Restate the records in full and exactly, with no images included.

Recorded data:
+===+

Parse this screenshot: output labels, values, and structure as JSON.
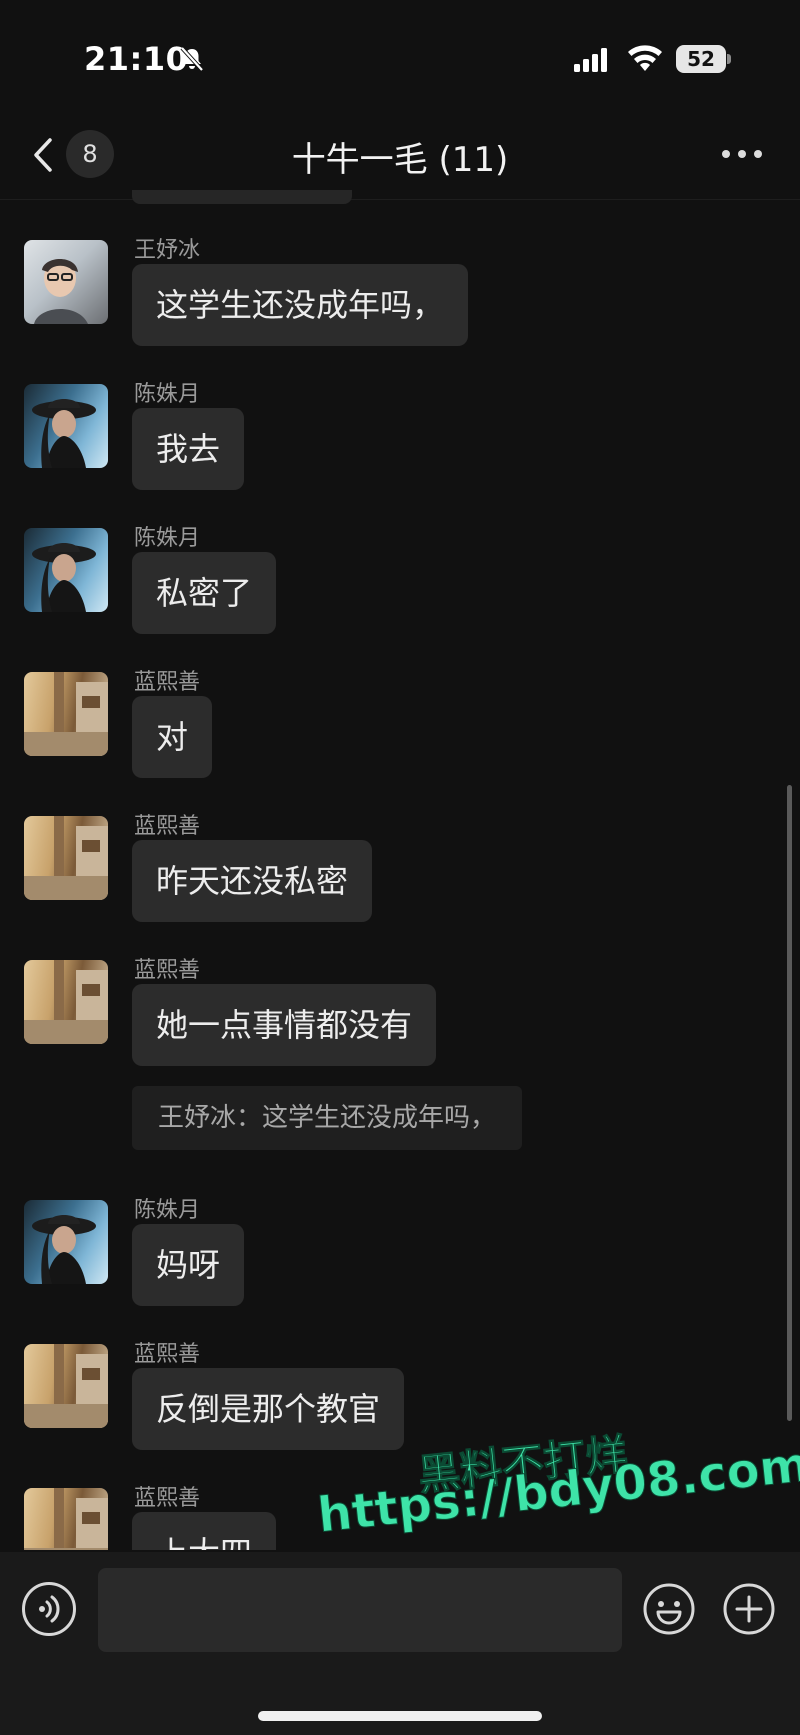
{
  "status_bar": {
    "time": "21:10",
    "battery": "52"
  },
  "nav": {
    "unread_count": "8",
    "title": "十牛一毛 (11)"
  },
  "messages": [
    {
      "sender": "王妤冰",
      "text": "这学生还没成年吗，",
      "avatar": "wang"
    },
    {
      "sender": "陈姝月",
      "text": "我去",
      "avatar": "chen"
    },
    {
      "sender": "陈姝月",
      "text": "私密了",
      "avatar": "chen"
    },
    {
      "sender": "蓝熙善",
      "text": "对",
      "avatar": "lan"
    },
    {
      "sender": "蓝熙善",
      "text": "昨天还没私密",
      "avatar": "lan"
    },
    {
      "sender": "蓝熙善",
      "text": "她一点事情都没有",
      "avatar": "lan",
      "quote": "王妤冰：这学生还没成年吗，"
    },
    {
      "sender": "陈姝月",
      "text": "妈呀",
      "avatar": "chen"
    },
    {
      "sender": "蓝熙善",
      "text": "反倒是那个教官",
      "avatar": "lan"
    },
    {
      "sender": "蓝熙善",
      "text": "上大四",
      "avatar": "lan"
    }
  ],
  "input": {
    "placeholder": ""
  },
  "watermark": {
    "line1": "黑料不打烊",
    "line2": "https://bdy08.com"
  },
  "colors": {
    "background": "#111111",
    "bubble": "#2c2c2c",
    "watermark": "#3ee3a8"
  }
}
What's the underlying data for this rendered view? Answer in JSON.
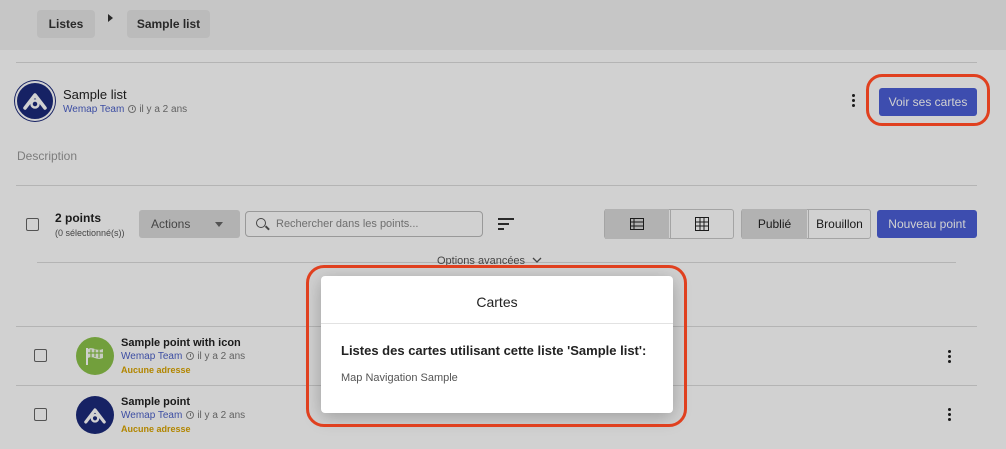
{
  "breadcrumb": {
    "root": "Listes",
    "current": "Sample list"
  },
  "list": {
    "title": "Sample list",
    "author": "Wemap Team",
    "time": "il y a 2 ans",
    "cta": "Voir ses cartes",
    "description_placeholder": "Description"
  },
  "toolbar": {
    "count": "2 points",
    "selected": "(0 sélectionné(s))",
    "actions": "Actions",
    "search_placeholder": "Rechercher dans les points...",
    "status_published": "Publié",
    "status_draft": "Brouillon",
    "new_point": "Nouveau point",
    "advanced": "Options avancées"
  },
  "points": [
    {
      "title": "Sample point with icon",
      "author": "Wemap Team",
      "time": "il y a 2 ans",
      "address": "Aucune adresse"
    },
    {
      "title": "Sample point",
      "author": "Wemap Team",
      "time": "il y a 2 ans",
      "address": "Aucune adresse"
    }
  ],
  "modal": {
    "title": "Cartes",
    "heading": "Listes des cartes utilisant cette liste 'Sample list':",
    "items": [
      "Map Navigation Sample"
    ]
  },
  "colors": {
    "primary": "#4b5fd6",
    "brand_dark": "#1c2a7a",
    "icon_green": "#8bc34a",
    "address": "#d9a400",
    "highlight": "#e0401f"
  }
}
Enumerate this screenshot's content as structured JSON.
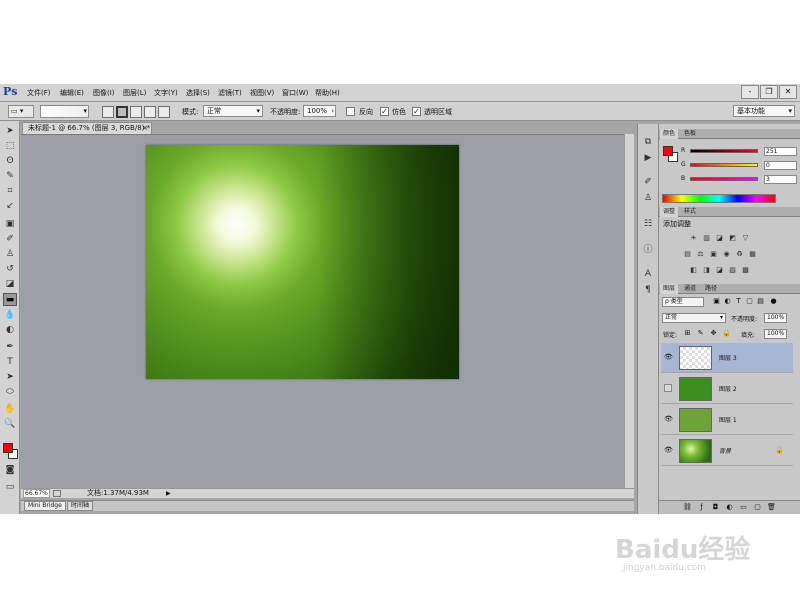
{
  "app": {
    "logo": "Ps"
  },
  "menu": [
    "文件(F)",
    "编辑(E)",
    "图像(I)",
    "图层(L)",
    "文字(Y)",
    "选择(S)",
    "滤镜(T)",
    "视图(V)",
    "窗口(W)",
    "帮助(H)"
  ],
  "window_buttons": [
    "-",
    "❐",
    "✕"
  ],
  "options": {
    "mode_label": "模式:",
    "mode_value": "正常",
    "opacity_label": "不透明度:",
    "opacity_value": "100%",
    "reverse_label": "反向",
    "reverse_checked": false,
    "dither_label": "仿色",
    "dither_checked": true,
    "transparency_label": "透明区域",
    "transparency_checked": true,
    "workspace": "基本功能"
  },
  "document": {
    "tab_title": "未标题-1 @ 66.7% (图层 3, RGB/8) *",
    "zoom": "66.67%",
    "status": "文档:1.37M/4.93M"
  },
  "bottom_tabs": [
    "Mini Bridge",
    "时间轴"
  ],
  "color_panel": {
    "tabs": [
      "颜色",
      "色板"
    ],
    "r_label": "R",
    "r_value": "251",
    "g_label": "G",
    "g_value": "0",
    "b_label": "B",
    "b_value": "3",
    "foreground": "#fb0003"
  },
  "adjust_panel": {
    "tabs": [
      "调整",
      "样式"
    ],
    "title": "添加调整"
  },
  "layers_panel": {
    "tabs": [
      "图层",
      "通道",
      "路径"
    ],
    "filter": "ρ 类型",
    "blend": "正常",
    "opacity_label": "不透明度:",
    "opacity_value": "100%",
    "lock_label": "锁定:",
    "fill_label": "填充:",
    "fill_value": "100%",
    "layers": [
      {
        "name": "图层 3",
        "visible": true,
        "selected": true
      },
      {
        "name": "图层 2",
        "visible": false,
        "selected": false
      },
      {
        "name": "图层 1",
        "visible": true,
        "selected": false
      },
      {
        "name": "背景",
        "visible": true,
        "selected": false
      }
    ]
  },
  "watermark": {
    "brand": "Baidu经验",
    "url": "jingyan.baidu.com"
  }
}
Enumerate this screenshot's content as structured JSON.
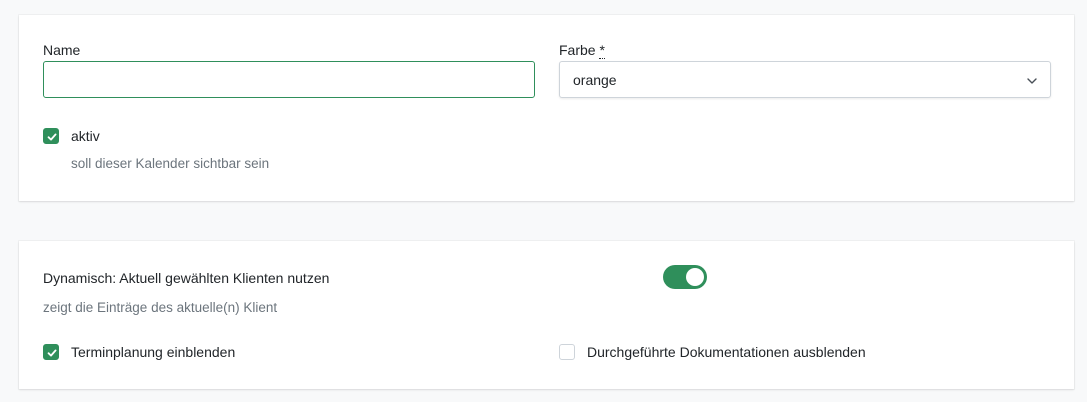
{
  "form": {
    "name_label": "Name",
    "name_value": "",
    "color_label": "Farbe",
    "color_required_mark": "*",
    "color_value": "orange",
    "active_label": "aktiv",
    "active_checked": true,
    "active_help": "soll dieser Kalender sichtbar sein"
  },
  "dynamic": {
    "title": "Dynamisch: Aktuell gewählten Klienten nutzen",
    "help": "zeigt die Einträge des aktuelle(n) Klient",
    "toggle_on": true,
    "show_appointments_label": "Terminplanung einblenden",
    "show_appointments_checked": true,
    "hide_docs_label": "Durchgeführte Dokumentationen ausblenden",
    "hide_docs_checked": false
  },
  "colors": {
    "accent": "#2f8f5b",
    "muted_text": "#6c757d",
    "background": "#f8f9fa"
  }
}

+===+

■ **SOLVED EXERCISE**
Parse this screenshot: output labels, values, and structure as JSON.
{
  "status_bar": {
    "time": "21:10",
    "battery": "52"
  },
  "nav": {
    "unread_count": "8",
    "title": "十牛一毛 (11)"
  },
  "messages": [
    {
      "sender": "王妤冰",
      "text": "这学生还没成年吗，",
      "avatar": "wang"
    },
    {
      "sender": "陈姝月",
      "text": "我去",
      "avatar": "chen"
    },
    {
      "sender": "陈姝月",
      "text": "私密了",
      "avatar": "chen"
    },
    {
      "sender": "蓝熙善",
      "text": "对",
      "avatar": "lan"
    },
    {
      "sender": "蓝熙善",
      "text": "昨天还没私密",
      "avatar": "lan"
    },
    {
      "sender": "蓝熙善",
      "text": "她一点事情都没有",
      "avatar": "lan",
      "quote": "王妤冰：这学生还没成年吗，"
    },
    {
      "sender": "陈姝月",
      "text": "妈呀",
      "avatar": "chen"
    },
    {
      "sender": "蓝熙善",
      "text": "反倒是那个教官",
      "avatar": "lan"
    },
    {
      "sender": "蓝熙善",
      "text": "上大四",
      "avatar": "lan"
    }
  ],
  "input": {
    "placeholder": ""
  },
  "watermark": {
    "line1": "黑料不打烊",
    "line2": "https://bdy08.com"
  },
  "colors": {
    "background": "#111111",
    "bubble": "#2c2c2c",
    "watermark": "#3ee3a8"
  }
}
What's the underlying data for this rendered view? Answer in JSON.
{
  "breadcrumb": {
    "root": "Listes",
    "current": "Sample list"
  },
  "list": {
    "title": "Sample list",
    "author": "Wemap Team",
    "time": "il y a 2 ans",
    "cta": "Voir ses cartes",
    "description_placeholder": "Description"
  },
  "toolbar": {
    "count": "2 points",
    "selected": "(0 sélectionné(s))",
    "actions": "Actions",
    "search_placeholder": "Rechercher dans les points...",
    "status_published": "Publié",
    "status_draft": "Brouillon",
    "new_point": "Nouveau point",
    "advanced": "Options avancées"
  },
  "points": [
    {
      "title": "Sample point with icon",
      "author": "Wemap Team",
      "time": "il y a 2 ans",
      "address": "Aucune adresse"
    },
    {
      "title": "Sample point",
      "author": "Wemap Team",
      "time": "il y a 2 ans",
      "address": "Aucune adresse"
    }
  ],
  "modal": {
    "title": "Cartes",
    "heading": "Listes des cartes utilisant cette liste 'Sample list':",
    "items": [
      "Map Navigation Sample"
    ]
  },
  "colors": {
    "primary": "#4b5fd6",
    "brand_dark": "#1c2a7a",
    "icon_green": "#8bc34a",
    "address": "#d9a400",
    "highlight": "#e0401f"
  }
}
Enumerate this screenshot's content as structured JSON.
{
  "app": {
    "logo": "Ps"
  },
  "menu": [
    "文件(F)",
    "编辑(E)",
    "图像(I)",
    "图层(L)",
    "文字(Y)",
    "选择(S)",
    "滤镜(T)",
    "视图(V)",
    "窗口(W)",
    "帮助(H)"
  ],
  "window_buttons": [
    "-",
    "❐",
    "✕"
  ],
  "options": {
    "mode_label": "模式:",
    "mode_value": "正常",
    "opacity_label": "不透明度:",
    "opacity_value": "100%",
    "reverse_label": "反向",
    "reverse_checked": false,
    "dither_label": "仿色",
    "dither_checked": true,
    "transparency_label": "透明区域",
    "transparency_checked": true,
    "workspace": "基本功能"
  },
  "document": {
    "tab_title": "未标题-1 @ 66.7% (图层 3, RGB/8) *",
    "zoom": "66.67%",
    "status": "文档:1.37M/4.93M"
  },
  "bottom_tabs": [
    "Mini Bridge",
    "时间轴"
  ],
  "color_panel": {
    "tabs": [
      "颜色",
      "色板"
    ],
    "r_label": "R",
    "r_value": "251",
    "g_label": "G",
    "g_value": "0",
    "b_label": "B",
    "b_value": "3",
    "foreground": "#fb0003"
  },
  "adjust_panel": {
    "tabs": [
      "调整",
      "样式"
    ],
    "title": "添加调整"
  },
  "layers_panel": {
    "tabs": [
      "图层",
      "通道",
      "路径"
    ],
    "filter": "ρ 类型",
    "blend": "正常",
    "opacity_label": "不透明度:",
    "opacity_value": "100%",
    "lock_label": "锁定:",
    "fill_label": "填充:",
    "fill_value": "100%",
    "layers": [
      {
        "name": "图层 3",
        "visible": true,
        "selected": true
      },
      {
        "name": "图层 2",
        "visible": false,
        "selected": false
      },
      {
        "name": "图层 1",
        "visible": true,
        "selected": false
      },
      {
        "name": "背景",
        "visible": true,
        "selected": false
      }
    ]
  },
  "watermark": {
    "brand": "Baidu经验",
    "url": "jingyan.baidu.com"
  }
}
Enumerate this screenshot's content as structured JSON.
{
  "form": {
    "name_label": "Name",
    "name_value": "",
    "color_label": "Farbe",
    "color_required_mark": "*",
    "color_value": "orange",
    "active_label": "aktiv",
    "active_checked": true,
    "active_help": "soll dieser Kalender sichtbar sein"
  },
  "dynamic": {
    "title": "Dynamisch: Aktuell gewählten Klienten nutzen",
    "help": "zeigt die Einträge des aktuelle(n) Klient",
    "toggle_on": true,
    "show_appointments_label": "Terminplanung einblenden",
    "show_appointments_checked": true,
    "hide_docs_label": "Durchgeführte Dokumentationen ausblenden",
    "hide_docs_checked": false
  },
  "colors": {
    "accent": "#2f8f5b",
    "muted_text": "#6c757d",
    "background": "#f8f9fa"
  }
}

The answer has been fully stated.